Stream erosion and densities of Etheostoma rubrum (Percidae) and associated riffle-inhabiting fishes: Biotic stability in a variable habitat
The Bayou Pierre system in western Mississippi is currently experiencing extensive erosion, with pulses of erosion moving from lower to higher stream reaches (e.g., headcutting). This erosion has caused substantial changes to the system, including channel widening and deepening, general loss of downstream riffle habitats, and the creation of new riffle habitats in more upstream locations. We address the impact of the rapid and ongoing geomorphic changes on Etheostoma rubrum [bayou darter; a federally listed species (Threatened) endemic to Bayou Pierre] and associated, riffle-inhabiting species, including Etheostoma lynceum (brighteye darter), Noturus hildebrandi (least madtom), Cyprinella camura (bluntface shiner), and Ethcostoma whipplei (redfin darter). We first characterize stream reaches based on geologic and geomorphic data and then estimate population densities of riffle-inhabiting fishes in each geomorphically homogeneous stream reach. To assess trends in relative abundances of all riffle-inhabiting fishes and population sizes of numerically dominant riffle-inhabiting fishes, we compare relative abundances and densities from 1993-1994 with those from 1986-1988. There is an overall trend for recent erosion to occur in the upper reaches of the Bayou Pierre system, with lower reaches characterized by later, recovery, stages.
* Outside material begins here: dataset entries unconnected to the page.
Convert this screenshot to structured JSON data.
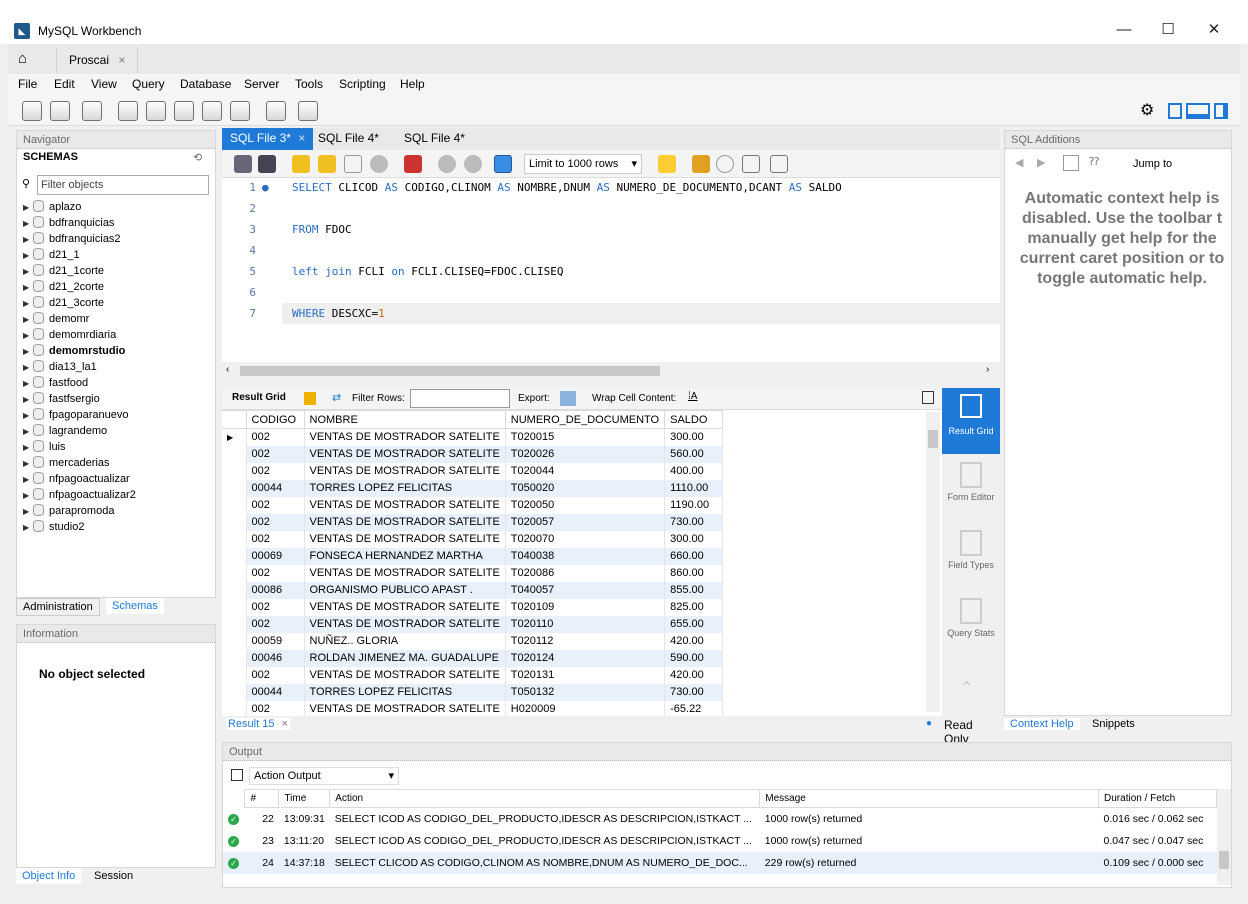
{
  "window": {
    "title": "MySQL Workbench",
    "minimize": "—",
    "maximize": "☐",
    "close": "✕"
  },
  "connection_tab": {
    "label": "Proscai",
    "close": "×"
  },
  "menu": [
    "File",
    "Edit",
    "View",
    "Query",
    "Database",
    "Server",
    "Tools",
    "Scripting",
    "Help"
  ],
  "navigator": {
    "title": "Navigator",
    "schemas_header": "SCHEMAS",
    "filter_placeholder": "Filter objects",
    "schemas": [
      "aplazo",
      "bdfranquicias",
      "bdfranquicias2",
      "d21_1",
      "d21_1corte",
      "d21_2corte",
      "d21_3corte",
      "demomr",
      "demomrdiaria",
      "demomrstudio",
      "dia13_la1",
      "fastfood",
      "fastfsergio",
      "fpagoparanuevo",
      "lagrandemo",
      "luis",
      "mercaderias",
      "nfpagoactualizar",
      "nfpagoactualizar2",
      "parapromoda",
      "studio2"
    ],
    "bold_schema": "demomrstudio",
    "tabs": [
      "Administration",
      "Schemas"
    ],
    "info_title": "Information",
    "no_object": "No object selected",
    "bottom_tabs": [
      "Object Info",
      "Session"
    ]
  },
  "editor": {
    "tabs": [
      {
        "label": "SQL File 3*",
        "close": "×"
      },
      {
        "label": "SQL File 4*"
      },
      {
        "label": "SQL File 4*"
      }
    ],
    "limit": "Limit to 1000 rows",
    "lines": [
      "1",
      "2",
      "3",
      "4",
      "5",
      "6",
      "7"
    ],
    "sql": {
      "l1_kw1": "SELECT",
      "l1_a": " CLICOD ",
      "l1_kw2": "AS",
      "l1_b": " CODIGO,CLINOM ",
      "l1_kw3": "AS",
      "l1_c": " NOMBRE,DNUM ",
      "l1_kw4": "AS",
      "l1_d": " NUMERO_DE_DOCUMENTO,DCANT ",
      "l1_kw5": "AS",
      "l1_e": " SALDO",
      "l3_kw": "FROM",
      "l3_a": " FDOC",
      "l5_kw1": "left join",
      "l5_a": " FCLI ",
      "l5_kw2": "on",
      "l5_b": " FCLI.CLISEQ=FDOC.CLISEQ",
      "l7_kw": "WHERE",
      "l7_a": " DESCXC=",
      "l7_num": "1"
    }
  },
  "result_toolbar": {
    "grid_label": "Result Grid",
    "filter_label": "Filter Rows:",
    "export_label": "Export:",
    "wrap_label": "Wrap Cell Content:"
  },
  "grid": {
    "columns": [
      "CODIGO",
      "NOMBRE",
      "NUMERO_DE_DOCUMENTO",
      "SALDO"
    ],
    "rows": [
      [
        "002",
        "VENTAS DE MOSTRADOR SATELITE",
        "T020015",
        "300.00"
      ],
      [
        "002",
        "VENTAS DE MOSTRADOR SATELITE",
        "T020026",
        "560.00"
      ],
      [
        "002",
        "VENTAS DE MOSTRADOR SATELITE",
        "T020044",
        "400.00"
      ],
      [
        "00044",
        "TORRES LOPEZ FELICITAS",
        "T050020",
        "1110.00"
      ],
      [
        "002",
        "VENTAS DE MOSTRADOR SATELITE",
        "T020050",
        "1190.00"
      ],
      [
        "002",
        "VENTAS DE MOSTRADOR SATELITE",
        "T020057",
        "730.00"
      ],
      [
        "002",
        "VENTAS DE MOSTRADOR SATELITE",
        "T020070",
        "300.00"
      ],
      [
        "00069",
        "FONSECA HERNANDEZ MARTHA",
        "T040038",
        "660.00"
      ],
      [
        "002",
        "VENTAS DE MOSTRADOR SATELITE",
        "T020086",
        "860.00"
      ],
      [
        "00086",
        "ORGANISMO PUBLICO APAST .",
        "T040057",
        "855.00"
      ],
      [
        "002",
        "VENTAS DE MOSTRADOR SATELITE",
        "T020109",
        "825.00"
      ],
      [
        "002",
        "VENTAS DE MOSTRADOR SATELITE",
        "T020110",
        "655.00"
      ],
      [
        "00059",
        "NUÑEZ.. GLORIA",
        "T020112",
        "420.00"
      ],
      [
        "00046",
        "ROLDAN JIMENEZ MA. GUADALUPE",
        "T020124",
        "590.00"
      ],
      [
        "002",
        "VENTAS DE MOSTRADOR SATELITE",
        "T020131",
        "420.00"
      ],
      [
        "00044",
        "TORRES LOPEZ FELICITAS",
        "T050132",
        "730.00"
      ],
      [
        "002",
        "VENTAS DE MOSTRADOR SATELITE",
        "H020009",
        "-65.22"
      ]
    ]
  },
  "side_views": [
    "Result Grid",
    "Form Editor",
    "Field Types",
    "Query Stats"
  ],
  "result_tab": {
    "label": "Result 15",
    "close": "×",
    "read_only": "Read Only"
  },
  "sql_additions": {
    "title": "SQL Additions",
    "jump_to": "Jump to",
    "help_text": "Automatic context help is disabled. Use the toolbar t manually get help for the current caret position or to toggle automatic help.",
    "tabs": [
      "Context Help",
      "Snippets"
    ]
  },
  "output": {
    "title": "Output",
    "selector": "Action Output",
    "columns": [
      "#",
      "Time",
      "Action",
      "Message",
      "Duration / Fetch"
    ],
    "rows": [
      [
        "22",
        "13:09:31",
        "SELECT ICOD AS CODIGO_DEL_PRODUCTO,IDESCR AS DESCRIPCION,ISTKACT ...",
        "1000 row(s) returned",
        "0.016 sec / 0.062 sec"
      ],
      [
        "23",
        "13:11:20",
        "SELECT ICOD AS CODIGO_DEL_PRODUCTO,IDESCR AS DESCRIPCION,ISTKACT ...",
        "1000 row(s) returned",
        "0.047 sec / 0.047 sec"
      ],
      [
        "24",
        "14:37:18",
        "SELECT CLICOD AS CODIGO,CLINOM AS NOMBRE,DNUM AS NUMERO_DE_DOC...",
        "229 row(s) returned",
        "0.109 sec / 0.000 sec"
      ]
    ]
  },
  "colors": {
    "accent": "#1e7ad6",
    "keyword": "#2b6cc4",
    "ok": "#2aa84a"
  }
}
Between 1940 and 1994, the point of active headcutting moved over 7 km upstream at rates of 48-750 m/yr. The relative abundances of E. rubrum and associated riffle-inhabiting fishes have not changed significantly from 1986-1994. Combined densities of all riffle-inhabiting fishes, as well as densities of three of the four most abundant species (E. rubrum, E. lynceum, N. hildebrandi), have also remained temporally stable. Overall, densities of riffle-inhabiting fishes averaged 6.7 +/- 0.2/m(2). The density of all riffle-inhabiting fishes varied across geomorphic stages, as did the densities of E. rubrum, E. lynceum, and N. hildebrandi, with higher fish numbers in areas of active or recent erosion. This has resulted in a general pattern of greater fish densities in more upstream areas. Ultimate factors responsible for the rapid headcutting are located downstream of currently affected reaches in Bayou Pierre and the Mississippi River. These potentially include natural meander cut-offs, channel avulsion, channelization, and instream gravel mining. Thus, river-management decisions impacting areas spatially distant from the study area appear to have resulted in major local changes.